> [PROBLEM] A faithful copy without images is required: write out all the records exactly.

---------- TASK MATERIAL ----------

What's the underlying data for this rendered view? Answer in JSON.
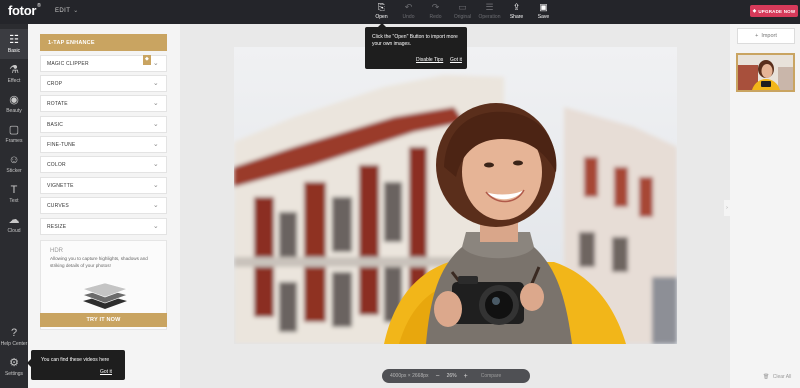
{
  "app": {
    "logo": "fotor",
    "logo_mark": "®",
    "mode": "EDIT"
  },
  "toolbar": {
    "items": [
      {
        "label": "Open",
        "icon": "open-icon",
        "enabled": true
      },
      {
        "label": "Undo",
        "icon": "undo-icon",
        "enabled": false
      },
      {
        "label": "Redo",
        "icon": "redo-icon",
        "enabled": false
      },
      {
        "label": "Original",
        "icon": "original-icon",
        "enabled": false
      },
      {
        "label": "Operation",
        "icon": "operation-icon",
        "enabled": false
      },
      {
        "label": "Share",
        "icon": "share-icon",
        "enabled": true
      },
      {
        "label": "Save",
        "icon": "save-icon",
        "enabled": true
      }
    ],
    "upgrade_label": "UPGRADE NOW"
  },
  "rail": {
    "items": [
      {
        "label": "Basic",
        "icon": "sliders-icon"
      },
      {
        "label": "Effect",
        "icon": "flask-icon"
      },
      {
        "label": "Beauty",
        "icon": "eye-icon"
      },
      {
        "label": "Frames",
        "icon": "frame-icon"
      },
      {
        "label": "Sticker",
        "icon": "sticker-icon"
      },
      {
        "label": "Text",
        "icon": "text-icon"
      },
      {
        "label": "Cloud",
        "icon": "cloud-icon"
      },
      {
        "label": "Help Center",
        "icon": "help-icon"
      },
      {
        "label": "Settings",
        "icon": "settings-icon"
      }
    ],
    "active": "Basic"
  },
  "panel": {
    "enhance_label": "1-TAP ENHANCE",
    "items": [
      "MAGIC CLIPPER",
      "CROP",
      "ROTATE",
      "BASIC",
      "FINE-TUNE",
      "COLOR",
      "VIGNETTE",
      "CURVES",
      "RESIZE"
    ],
    "hdr": {
      "title": "HDR",
      "description": "Allowing you to capture highlights, shadows and striking details of your photos!",
      "button": "TRY IT NOW"
    }
  },
  "canvas": {
    "dims": "4000px × 2668px",
    "zoom": "26%",
    "compare_label": "Compare"
  },
  "right_panel": {
    "import_label": "Import",
    "clear_label": "Clear All"
  },
  "tooltips": {
    "open": {
      "message": "Click the \"Open\" Button to import more your own images.",
      "disable": "Disable Tips",
      "gotit": "Got it"
    },
    "videos": {
      "message": "You can find these videos here",
      "gotit": "Got it"
    }
  },
  "colors": {
    "accent": "#c9a461",
    "topbar": "#24252a",
    "rail": "#2b2c30",
    "upgrade": "#d63a5a"
  }
}
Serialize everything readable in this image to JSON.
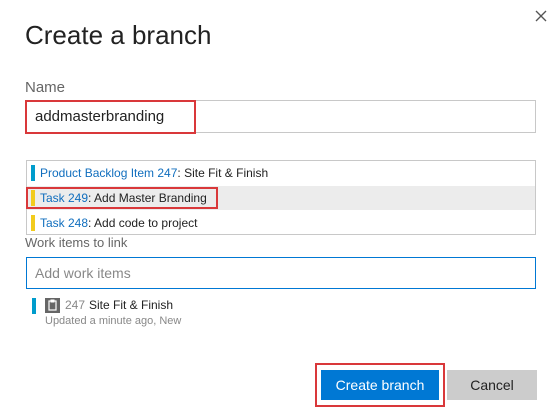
{
  "dialog": {
    "title": "Create a branch",
    "close_icon": "close-icon"
  },
  "name_field": {
    "label": "Name",
    "value": "addmasterbranding"
  },
  "suggestions": [
    {
      "type": "Product Backlog Item 247",
      "title": "Site Fit & Finish",
      "color": "#009ccc",
      "selected": false
    },
    {
      "type": "Task 249",
      "title": "Add Master Branding",
      "color": "#f2cb1d",
      "selected": true
    },
    {
      "type": "Task 248",
      "title": "Add code to project",
      "color": "#f2cb1d",
      "selected": false
    }
  ],
  "work_items": {
    "label": "Work items to link",
    "placeholder": "Add work items"
  },
  "linked_item": {
    "id": "247",
    "title": "Site Fit & Finish",
    "meta": "Updated a minute ago, New",
    "icon": "backlog-item-icon",
    "color": "#009ccc"
  },
  "buttons": {
    "create": "Create branch",
    "cancel": "Cancel"
  },
  "colors": {
    "accent": "#0078d4",
    "highlight": "#d9383a",
    "link": "#106ebe"
  },
  "sep": ": "
}
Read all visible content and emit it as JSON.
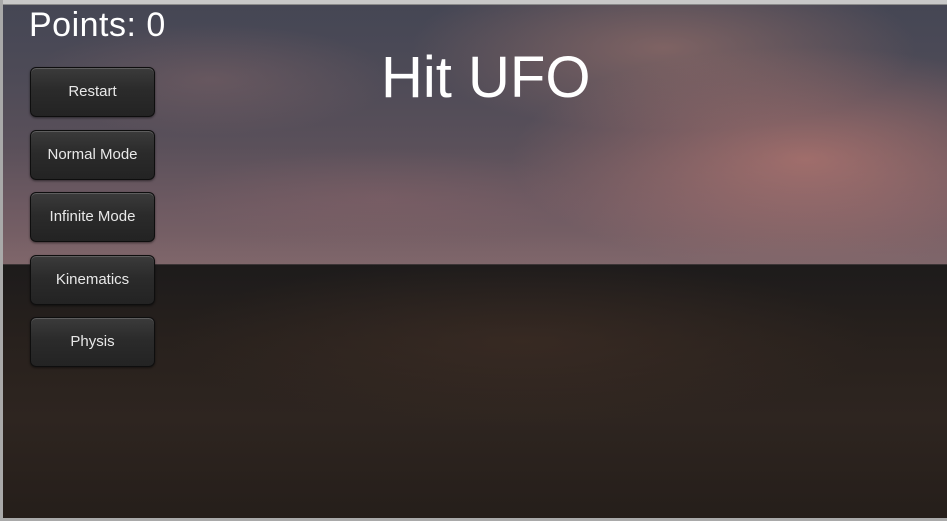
{
  "hud": {
    "points_label": "Points: 0",
    "title": "Hit UFO"
  },
  "menu": {
    "buttons": [
      {
        "label": "Restart"
      },
      {
        "label": "Normal Mode"
      },
      {
        "label": "Infinite Mode"
      },
      {
        "label": "Kinematics"
      },
      {
        "label": "Physis"
      }
    ]
  },
  "colors": {
    "hud_text": "#ffffff",
    "button_bg": "#2b2b2b",
    "button_text": "#e8e8e8",
    "sky_top": "#444654",
    "sky_horizon": "#7d6468",
    "ground": "#28211d"
  }
}
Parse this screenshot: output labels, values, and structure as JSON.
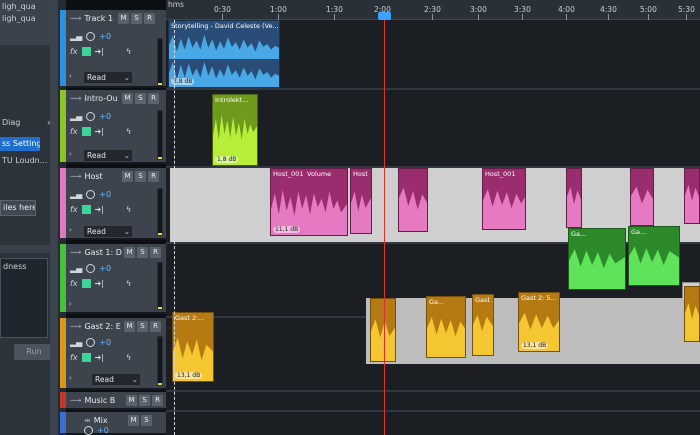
{
  "left_panel": {
    "files": [
      "ligh_qua",
      "ligh_qua"
    ],
    "diag_label": "Diag",
    "diag_arrow": "»",
    "settings_label": "ss Settings",
    "loudness_label": "TU Loudn...",
    "files_button": "iles here",
    "list_item": "dness",
    "run_button": "Run"
  },
  "ruler": {
    "ticks": [
      {
        "label": "0:30",
        "pos": "0:30"
      },
      {
        "label": "1:00",
        "pos": "1:00"
      },
      {
        "label": "1:30",
        "pos": "1:30"
      },
      {
        "label": "2:00",
        "pos": "2:00"
      },
      {
        "label": "2:30",
        "pos": "2:30"
      },
      {
        "label": "3:00",
        "pos": "3:00"
      },
      {
        "label": "3:30",
        "pos": "3:30"
      },
      {
        "label": "4:00",
        "pos": "4:00"
      },
      {
        "label": "4:30",
        "pos": "4:30"
      },
      {
        "label": "5:00",
        "pos": "5:00"
      },
      {
        "label": "5:30",
        "pos": "5:30"
      }
    ],
    "start_label": "hms"
  },
  "tracks": [
    {
      "name": "Track 1",
      "volume": "+0",
      "automation": "Read",
      "color": "#2f8fe0",
      "clip": {
        "title": "Storytelling - David Celeste (Ve...",
        "gain": "3,8 dB"
      }
    },
    {
      "name": "Intro-Ou",
      "volume": "+0",
      "automation": "Read",
      "color": "#8ac42a",
      "clip": {
        "title": "Introlekt...",
        "gain": "1,8 dB"
      }
    },
    {
      "name": "Host",
      "volume": "+0",
      "automation": "Read",
      "color": "#d63b8a",
      "clip": {
        "title": "Host_001",
        "title2": "Volume",
        "title3": "Host",
        "title4": "Host_001",
        "gain": "11,1 dB"
      }
    },
    {
      "name": "Gast 1: D",
      "volume": "+0",
      "automation": "Read",
      "color": "#47c13b",
      "clip": {
        "title": "Ga...",
        "title2": "Ga...",
        "gain": ""
      }
    },
    {
      "name": "Gast 2: E",
      "volume": "+0",
      "automation": "Read",
      "color": "#d7981c",
      "clip": {
        "title": "Gast 2:...",
        "title2": "Ga...",
        "title3": "Gast 2:",
        "title4": "Gast 2: 5...",
        "gain": "13,1 dB",
        "gain2": "13,1 dB"
      }
    },
    {
      "name": "Music B",
      "volume": "",
      "automation": "",
      "color": "#c0392b"
    },
    {
      "name": "Mix",
      "volume": "+0",
      "automation": "",
      "color": "#3b6fd1"
    }
  ],
  "buttons": {
    "m": "M",
    "s": "S",
    "r": "R"
  },
  "colors": {
    "accent": "#3ba3ff",
    "playhead": "#e0312f"
  }
}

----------

> [EXERCISE ANSWER]
What's the underlying data for this rendered view? Answer in JSON.
{
  "app": {
    "logo": "fotor",
    "logo_mark": "®",
    "mode": "EDIT"
  },
  "toolbar": {
    "items": [
      {
        "label": "Open",
        "icon": "open-icon",
        "enabled": true
      },
      {
        "label": "Undo",
        "icon": "undo-icon",
        "enabled": false
      },
      {
        "label": "Redo",
        "icon": "redo-icon",
        "enabled": false
      },
      {
        "label": "Original",
        "icon": "original-icon",
        "enabled": false
      },
      {
        "label": "Operation",
        "icon": "operation-icon",
        "enabled": false
      },
      {
        "label": "Share",
        "icon": "share-icon",
        "enabled": true
      },
      {
        "label": "Save",
        "icon": "save-icon",
        "enabled": true
      }
    ],
    "upgrade_label": "UPGRADE NOW"
  },
  "rail": {
    "items": [
      {
        "label": "Basic",
        "icon": "sliders-icon"
      },
      {
        "label": "Effect",
        "icon": "flask-icon"
      },
      {
        "label": "Beauty",
        "icon": "eye-icon"
      },
      {
        "label": "Frames",
        "icon": "frame-icon"
      },
      {
        "label": "Sticker",
        "icon": "sticker-icon"
      },
      {
        "label": "Text",
        "icon": "text-icon"
      },
      {
        "label": "Cloud",
        "icon": "cloud-icon"
      },
      {
        "label": "Help Center",
        "icon": "help-icon"
      },
      {
        "label": "Settings",
        "icon": "settings-icon"
      }
    ],
    "active": "Basic"
  },
  "panel": {
    "enhance_label": "1-TAP ENHANCE",
    "items": [
      "MAGIC CLIPPER",
      "CROP",
      "ROTATE",
      "BASIC",
      "FINE-TUNE",
      "COLOR",
      "VIGNETTE",
      "CURVES",
      "RESIZE"
    ],
    "hdr": {
      "title": "HDR",
      "description": "Allowing you to capture highlights, shadows and striking details of your photos!",
      "button": "TRY IT NOW"
    }
  },
  "canvas": {
    "dims": "4000px × 2668px",
    "zoom": "26%",
    "compare_label": "Compare"
  },
  "right_panel": {
    "import_label": "Import",
    "clear_label": "Clear All"
  },
  "tooltips": {
    "open": {
      "message": "Click the \"Open\" Button to import more your own images.",
      "disable": "Disable Tips",
      "gotit": "Got it"
    },
    "videos": {
      "message": "You can find these videos here",
      "gotit": "Got it"
    }
  },
  "colors": {
    "accent": "#c9a461",
    "topbar": "#24252a",
    "rail": "#2b2c30",
    "upgrade": "#d63a5a"
  }
}
Serialize everything readable in this image to JSON.
{
  "dialog": {
    "title": "Create a branch",
    "close_icon": "close-icon"
  },
  "name_field": {
    "label": "Name",
    "value": "addmasterbranding"
  },
  "suggestions": [
    {
      "type": "Product Backlog Item 247",
      "title": "Site Fit & Finish",
      "color": "#009ccc",
      "selected": false
    },
    {
      "type": "Task 249",
      "title": "Add Master Branding",
      "color": "#f2cb1d",
      "selected": true
    },
    {
      "type": "Task 248",
      "title": "Add code to project",
      "color": "#f2cb1d",
      "selected": false
    }
  ],
  "work_items": {
    "label": "Work items to link",
    "placeholder": "Add work items"
  },
  "linked_item": {
    "id": "247",
    "title": "Site Fit & Finish",
    "meta": "Updated a minute ago, New",
    "icon": "backlog-item-icon",
    "color": "#009ccc"
  },
  "buttons": {
    "create": "Create branch",
    "cancel": "Cancel"
  },
  "colors": {
    "accent": "#0078d4",
    "highlight": "#d9383a",
    "link": "#106ebe"
  },
  "sep": ": "
}
Read all visible content and emit it as JSON.
{
  "hud": {
    "points_label": "Points: 0",
    "title": "Hit UFO"
  },
  "menu": {
    "buttons": [
      {
        "label": "Restart"
      },
      {
        "label": "Normal Mode"
      },
      {
        "label": "Infinite Mode"
      },
      {
        "label": "Kinematics"
      },
      {
        "label": "Physis"
      }
    ]
  },
  "colors": {
    "hud_text": "#ffffff",
    "button_bg": "#2b2b2b",
    "button_text": "#e8e8e8",
    "sky_top": "#444654",
    "sky_horizon": "#7d6468",
    "ground": "#28211d"
  }
}
Parse this screenshot: output labels, values, and structure as JSON.
{
  "left_panel": {
    "files": [
      "ligh_qua",
      "ligh_qua"
    ],
    "diag_label": "Diag",
    "diag_arrow": "»",
    "settings_label": "ss Settings",
    "loudness_label": "TU Loudn...",
    "files_button": "iles here",
    "list_item": "dness",
    "run_button": "Run"
  },
  "ruler": {
    "ticks": [
      {
        "label": "0:30",
        "pos": "0:30"
      },
      {
        "label": "1:00",
        "pos": "1:00"
      },
      {
        "label": "1:30",
        "pos": "1:30"
      },
      {
        "label": "2:00",
        "pos": "2:00"
      },
      {
        "label": "2:30",
        "pos": "2:30"
      },
      {
        "label": "3:00",
        "pos": "3:00"
      },
      {
        "label": "3:30",
        "pos": "3:30"
      },
      {
        "label": "4:00",
        "pos": "4:00"
      },
      {
        "label": "4:30",
        "pos": "4:30"
      },
      {
        "label": "5:00",
        "pos": "5:00"
      },
      {
        "label": "5:30",
        "pos": "5:30"
      }
    ],
    "start_label": "hms"
  },
  "tracks": [
    {
      "name": "Track 1",
      "volume": "+0",
      "automation": "Read",
      "color": "#2f8fe0",
      "clip": {
        "title": "Storytelling - David Celeste (Ve...",
        "gain": "3,8 dB"
      }
    },
    {
      "name": "Intro-Ou",
      "volume": "+0",
      "automation": "Read",
      "color": "#8ac42a",
      "clip": {
        "title": "Introlekt...",
        "gain": "1,8 dB"
      }
    },
    {
      "name": "Host",
      "volume": "+0",
      "automation": "Read",
      "color": "#d63b8a",
      "clip": {
        "title": "Host_001",
        "title2": "Volume",
        "title3": "Host",
        "title4": "Host_001",
        "gain": "11,1 dB"
      }
    },
    {
      "name": "Gast 1: D",
      "volume": "+0",
      "automation": "Read",
      "color": "#47c13b",
      "clip": {
        "title": "Ga...",
        "title2": "Ga...",
        "gain": ""
      }
    },
    {
      "name": "Gast 2: E",
      "volume": "+0",
      "automation": "Read",
      "color": "#d7981c",
      "clip": {
        "title": "Gast 2:...",
        "title2": "Ga...",
        "title3": "Gast 2:",
        "title4": "Gast 2: 5...",
        "gain": "13,1 dB",
        "gain2": "13,1 dB"
      }
    },
    {
      "name": "Music B",
      "volume": "",
      "automation": "",
      "color": "#c0392b"
    },
    {
      "name": "Mix",
      "volume": "+0",
      "automation": "",
      "color": "#3b6fd1"
    }
  ],
  "buttons": {
    "m": "M",
    "s": "S",
    "r": "R"
  },
  "colors": {
    "accent": "#3ba3ff",
    "playhead": "#e0312f"
  }
}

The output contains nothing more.